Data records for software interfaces
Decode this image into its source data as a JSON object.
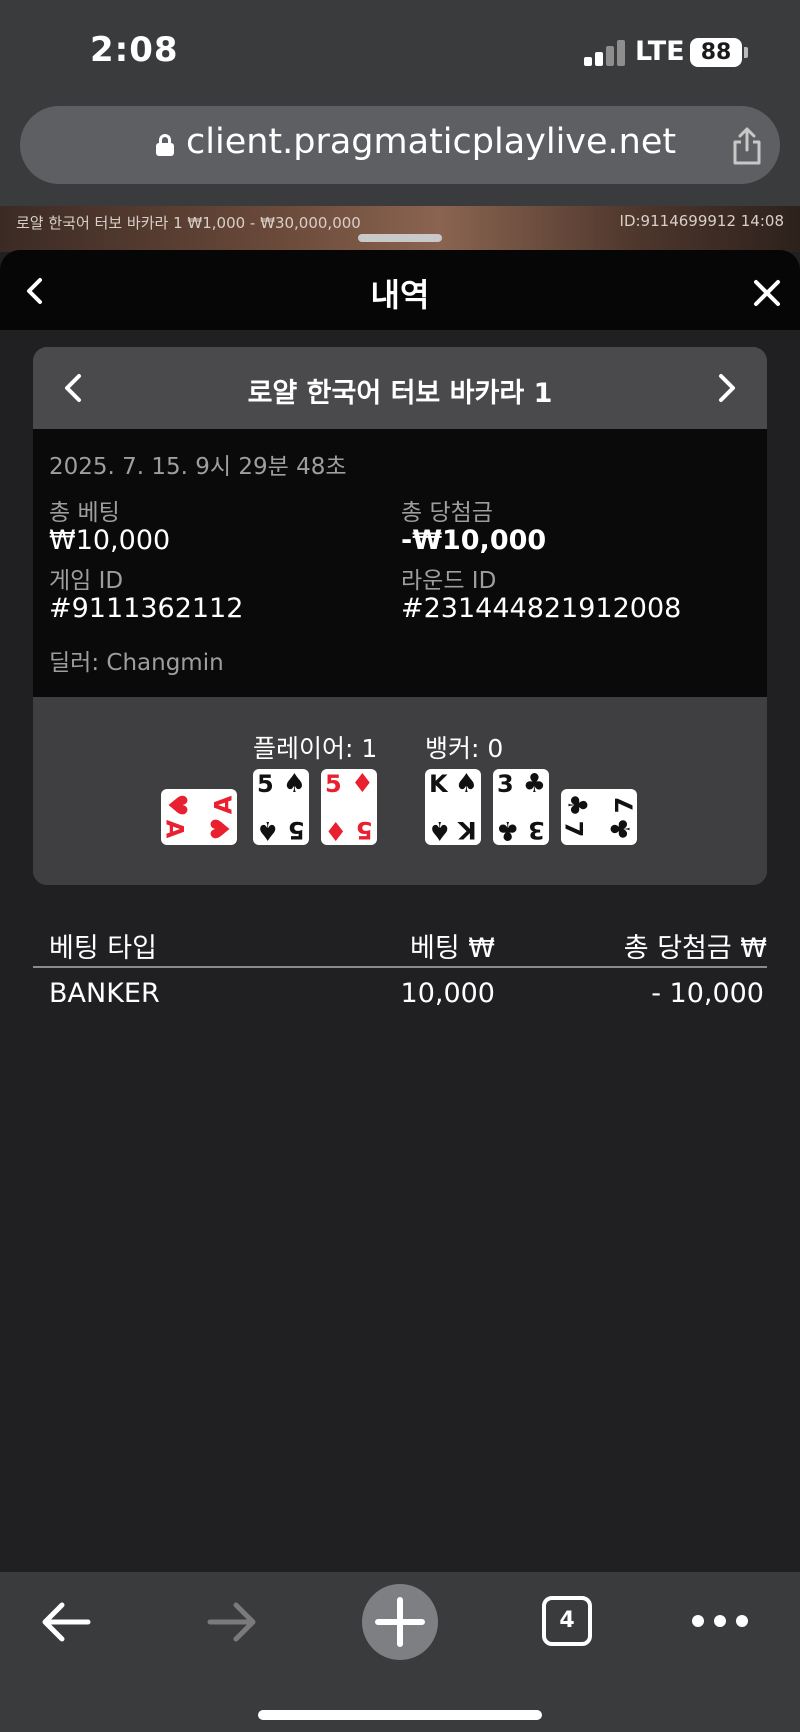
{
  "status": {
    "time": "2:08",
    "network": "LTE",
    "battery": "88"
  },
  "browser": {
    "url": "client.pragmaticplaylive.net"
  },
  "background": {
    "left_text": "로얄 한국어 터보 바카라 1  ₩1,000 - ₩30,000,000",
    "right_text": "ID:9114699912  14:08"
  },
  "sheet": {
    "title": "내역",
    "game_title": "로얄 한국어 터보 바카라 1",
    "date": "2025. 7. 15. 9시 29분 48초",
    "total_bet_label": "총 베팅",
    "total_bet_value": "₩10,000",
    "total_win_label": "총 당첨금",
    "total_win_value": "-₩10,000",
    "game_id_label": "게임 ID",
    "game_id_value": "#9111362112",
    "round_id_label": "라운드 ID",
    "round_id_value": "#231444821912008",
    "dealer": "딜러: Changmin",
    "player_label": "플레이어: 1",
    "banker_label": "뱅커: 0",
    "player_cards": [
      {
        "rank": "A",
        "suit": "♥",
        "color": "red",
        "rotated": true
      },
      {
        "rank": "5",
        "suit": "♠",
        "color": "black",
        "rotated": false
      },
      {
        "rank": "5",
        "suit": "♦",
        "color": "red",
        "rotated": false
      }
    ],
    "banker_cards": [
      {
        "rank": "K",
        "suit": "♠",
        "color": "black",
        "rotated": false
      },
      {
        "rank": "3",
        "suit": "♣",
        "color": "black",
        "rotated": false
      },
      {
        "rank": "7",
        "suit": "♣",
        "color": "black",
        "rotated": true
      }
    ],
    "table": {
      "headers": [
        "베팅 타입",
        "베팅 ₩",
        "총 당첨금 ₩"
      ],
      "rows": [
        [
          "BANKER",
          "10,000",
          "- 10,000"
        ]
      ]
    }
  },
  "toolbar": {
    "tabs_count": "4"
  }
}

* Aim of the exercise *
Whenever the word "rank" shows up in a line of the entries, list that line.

* Task result *
        "rank": "A",
        "rank": "5",
        "rank": "5",
        "rank": "K",
        "rank": "3",
        "rank": "7",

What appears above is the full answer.